Exercise goal: Reproduce the data below in full and to the letter, images excepted.

:: Supplied data ::

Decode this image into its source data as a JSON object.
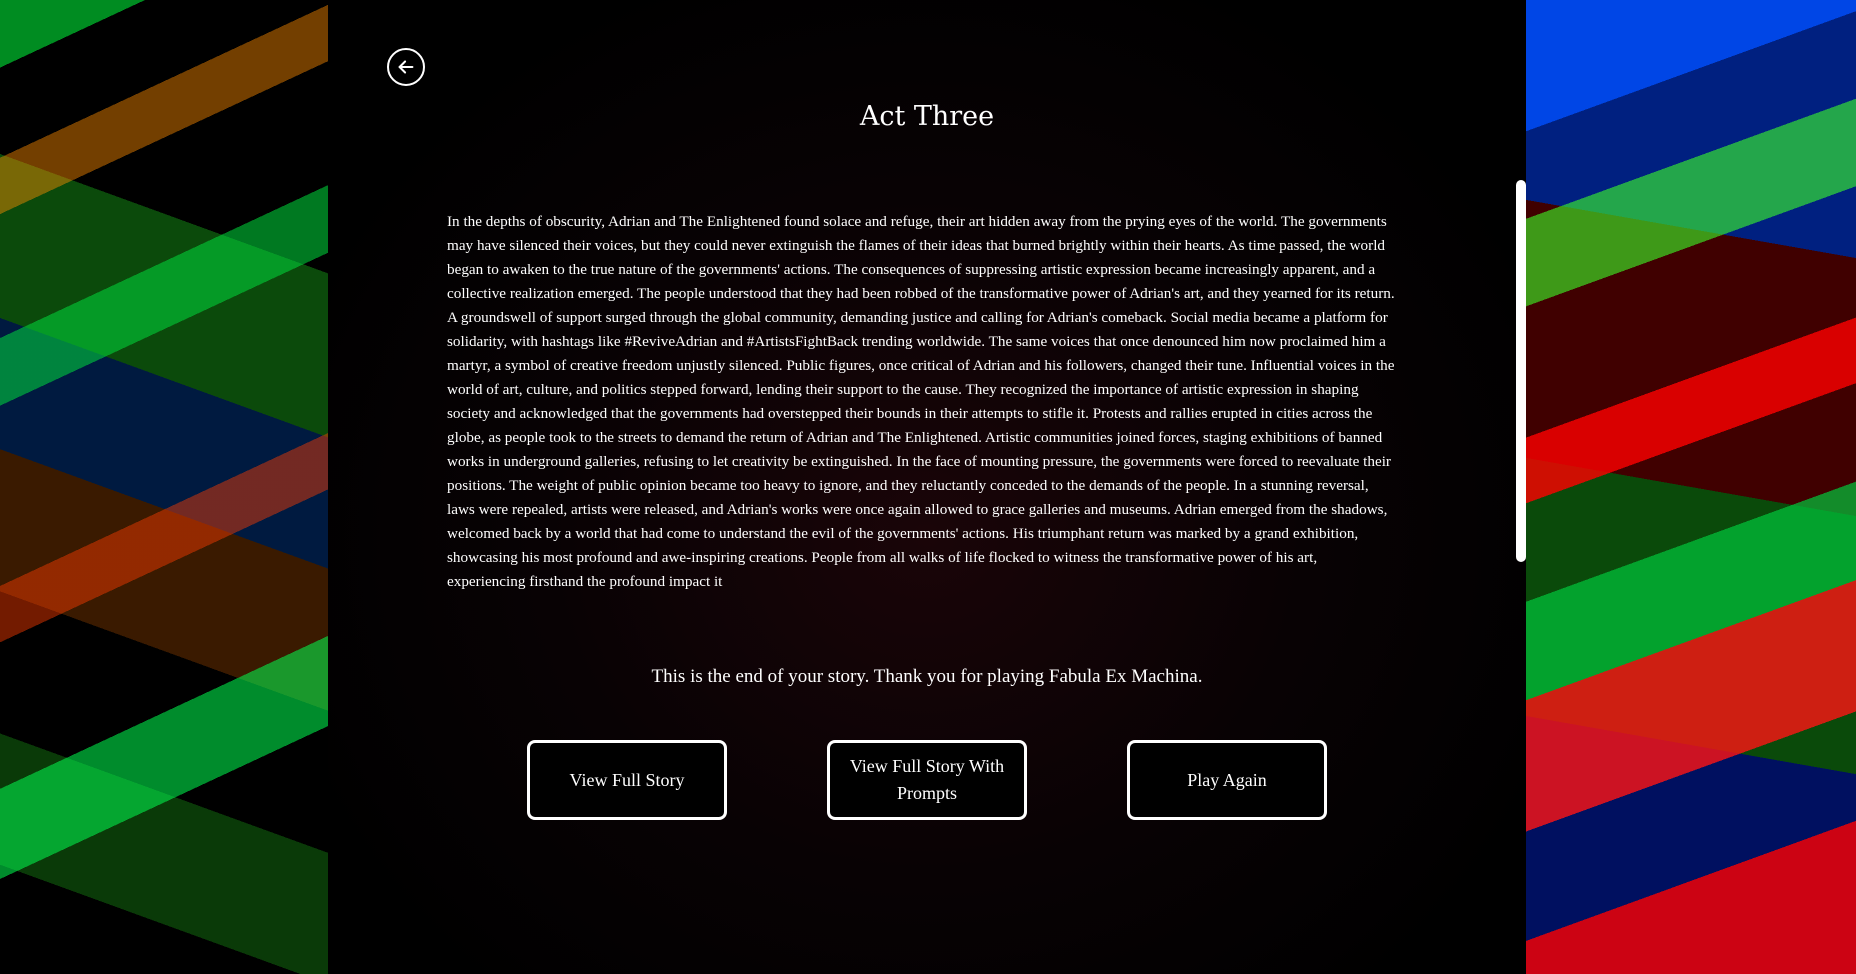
{
  "title": "Act Three",
  "story": "In the depths of obscurity, Adrian and The Enlightened found solace and refuge, their art hidden away from the prying eyes of the world. The governments may have silenced their voices, but they could never extinguish the flames of their ideas that burned brightly within their hearts. As time passed, the world began to awaken to the true nature of the governments' actions. The consequences of suppressing artistic expression became increasingly apparent, and a collective realization emerged. The people understood that they had been robbed of the transformative power of Adrian's art, and they yearned for its return. A groundswell of support surged through the global community, demanding justice and calling for Adrian's comeback. Social media became a platform for solidarity, with hashtags like #ReviveAdrian and #ArtistsFightBack trending worldwide. The same voices that once denounced him now proclaimed him a martyr, a symbol of creative freedom unjustly silenced. Public figures, once critical of Adrian and his followers, changed their tune. Influential voices in the world of art, culture, and politics stepped forward, lending their support to the cause. They recognized the importance of artistic expression in shaping society and acknowledged that the governments had overstepped their bounds in their attempts to stifle it. Protests and rallies erupted in cities across the globe, as people took to the streets to demand the return of Adrian and The Enlightened. Artistic communities joined forces, staging exhibitions of banned works in underground galleries, refusing to let creativity be extinguished. In the face of mounting pressure, the governments were forced to reevaluate their positions. The weight of public opinion became too heavy to ignore, and they reluctantly conceded to the demands of the people. In a stunning reversal, laws were repealed, artists were released, and Adrian's works were once again allowed to grace galleries and museums. Adrian emerged from the shadows, welcomed back by a world that had come to understand the evil of the governments' actions. His triumphant return was marked by a grand exhibition, showcasing his most profound and awe-inspiring creations. People from all walks of life flocked to witness the transformative power of his art, experiencing firsthand the profound impact it",
  "end_message": "This is the end of your story. Thank you for playing Fabula Ex Machina.",
  "buttons": {
    "view_full_story": "View Full Story",
    "view_full_story_prompts": "View Full Story With Prompts",
    "play_again": "Play Again"
  },
  "icons": {
    "back": "arrow-left-circle-icon"
  },
  "colors": {
    "panel_bg": "#000000",
    "text": "#ffffff"
  }
}
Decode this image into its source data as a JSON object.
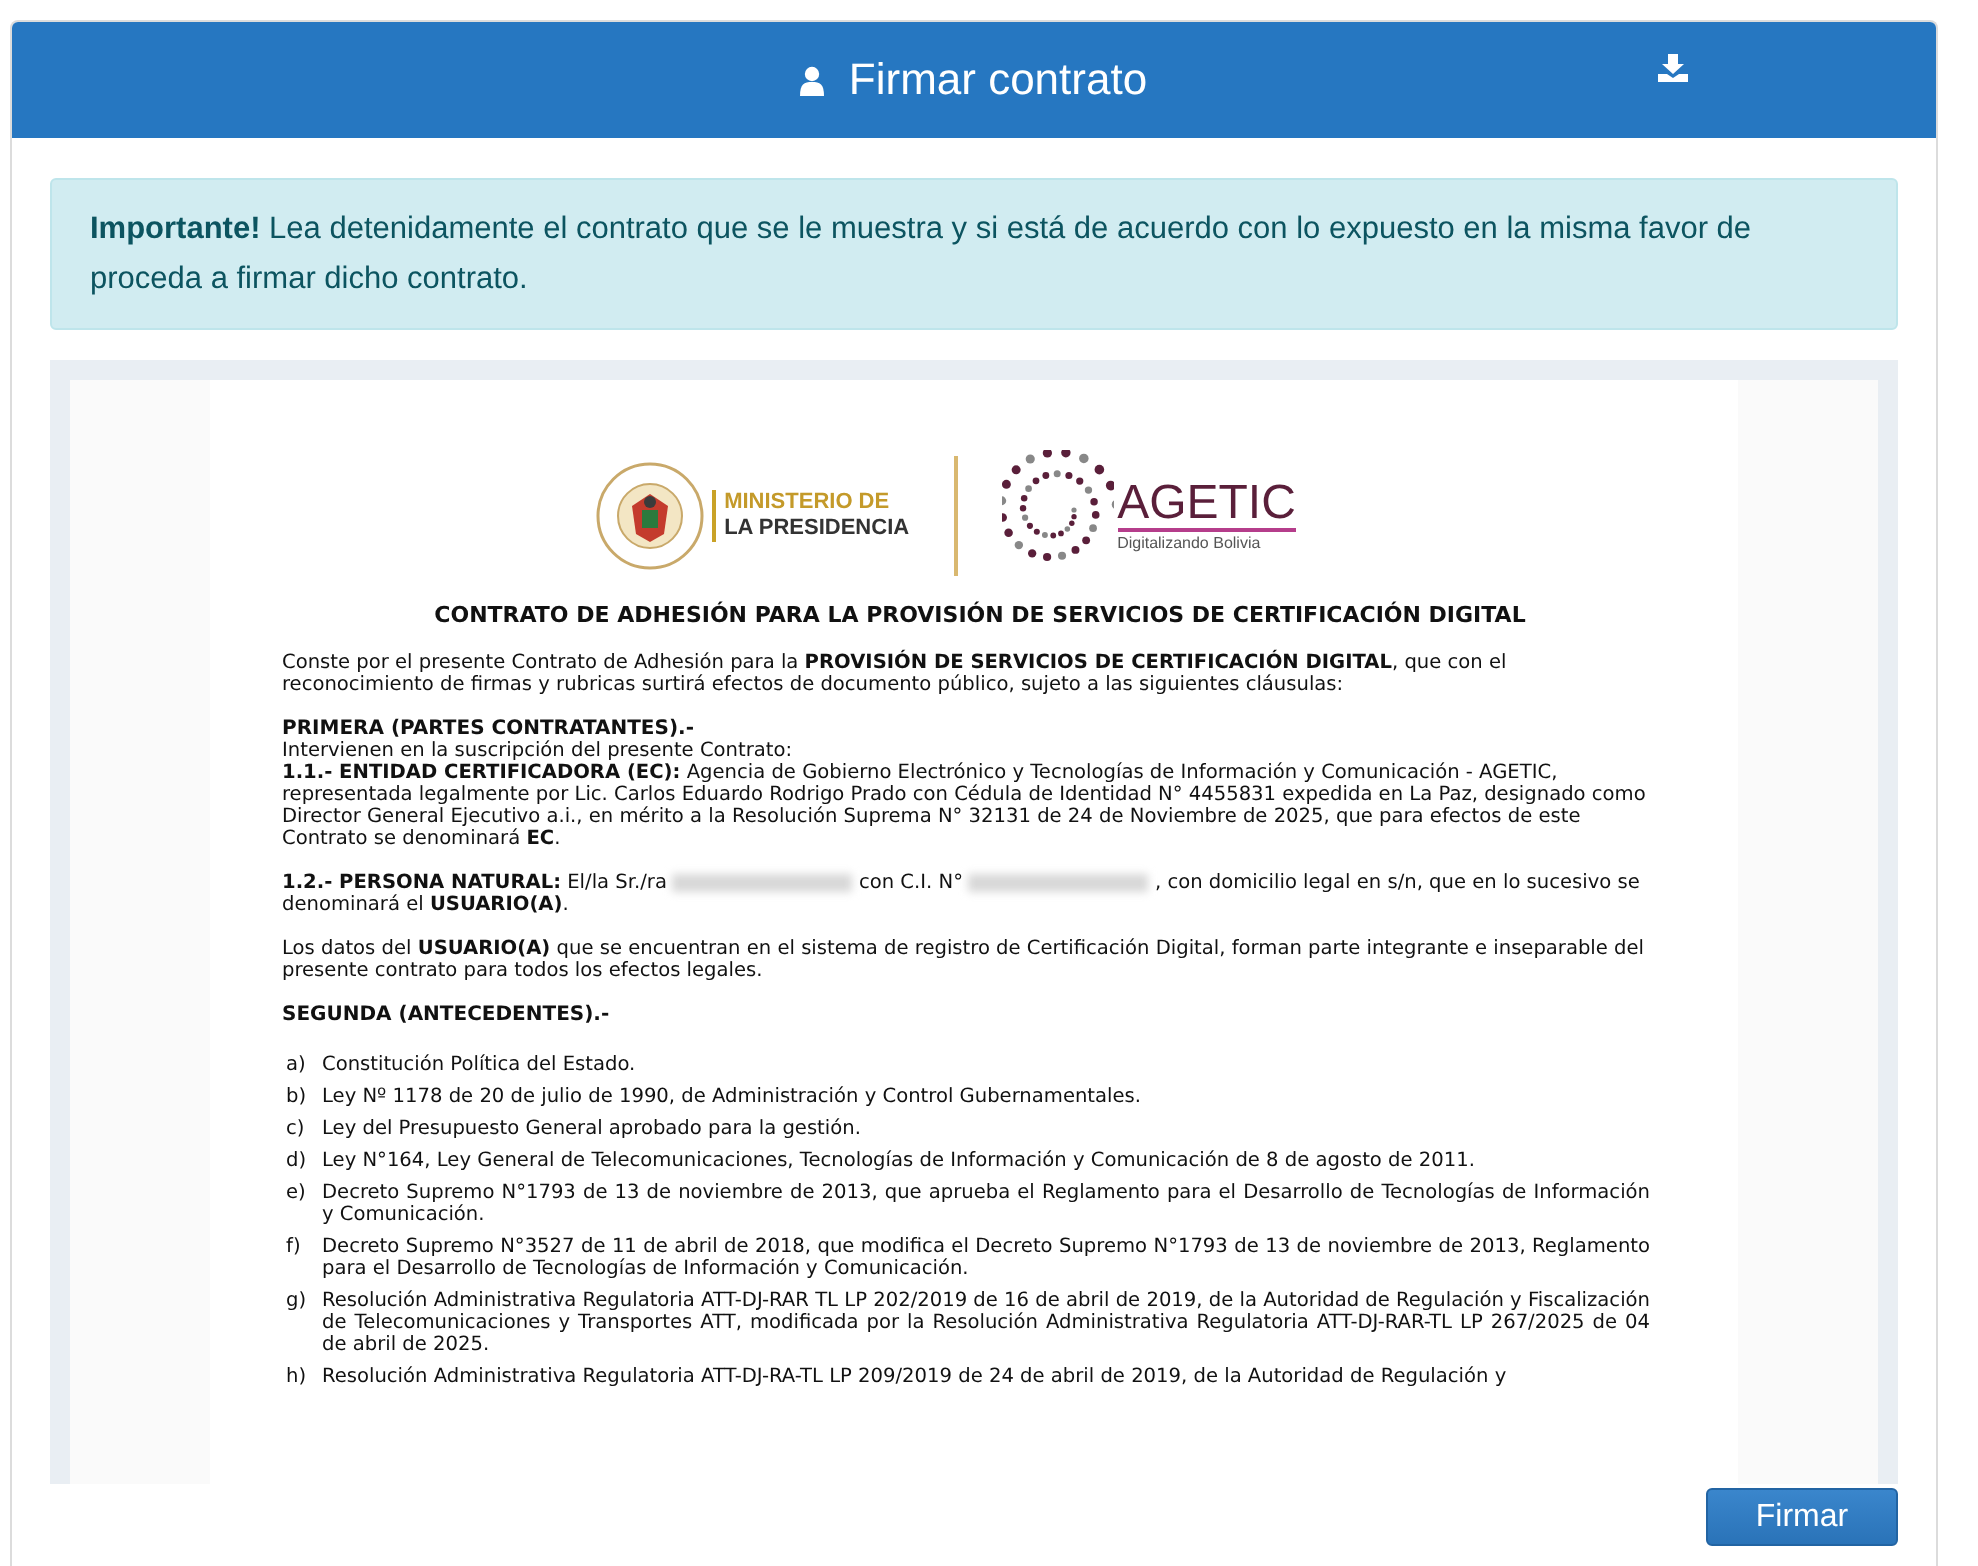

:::

Exercise result:
Decode this image into its source data as a JSON object.
{
  "title": "Act Three",
  "story": "In the depths of obscurity, Adrian and The Enlightened found solace and refuge, their art hidden away from the prying eyes of the world. The governments may have silenced their voices, but they could never extinguish the flames of their ideas that burned brightly within their hearts. As time passed, the world began to awaken to the true nature of the governments' actions. The consequences of suppressing artistic expression became increasingly apparent, and a collective realization emerged. The people understood that they had been robbed of the transformative power of Adrian's art, and they yearned for its return. A groundswell of support surged through the global community, demanding justice and calling for Adrian's comeback. Social media became a platform for solidarity, with hashtags like #ReviveAdrian and #ArtistsFightBack trending worldwide. The same voices that once denounced him now proclaimed him a martyr, a symbol of creative freedom unjustly silenced. Public figures, once critical of Adrian and his followers, changed their tune. Influential voices in the world of art, culture, and politics stepped forward, lending their support to the cause. They recognized the importance of artistic expression in shaping society and acknowledged that the governments had overstepped their bounds in their attempts to stifle it. Protests and rallies erupted in cities across the globe, as people took to the streets to demand the return of Adrian and The Enlightened. Artistic communities joined forces, staging exhibitions of banned works in underground galleries, refusing to let creativity be extinguished. In the face of mounting pressure, the governments were forced to reevaluate their positions. The weight of public opinion became too heavy to ignore, and they reluctantly conceded to the demands of the people. In a stunning reversal, laws were repealed, artists were released, and Adrian's works were once again allowed to grace galleries and museums. Adrian emerged from the shadows, welcomed back by a world that had come to understand the evil of the governments' actions. His triumphant return was marked by a grand exhibition, showcasing his most profound and awe-inspiring creations. People from all walks of life flocked to witness the transformative power of his art, experiencing firsthand the profound impact it",
  "end_message": "This is the end of your story. Thank you for playing Fabula Ex Machina.",
  "buttons": {
    "view_full_story": "View Full Story",
    "view_full_story_prompts": "View Full Story With Prompts",
    "play_again": "Play Again"
  },
  "icons": {
    "back": "arrow-left-circle-icon"
  },
  "colors": {
    "panel_bg": "#000000",
    "text": "#ffffff"
  }
}
Decode this image into its source data as a JSON object.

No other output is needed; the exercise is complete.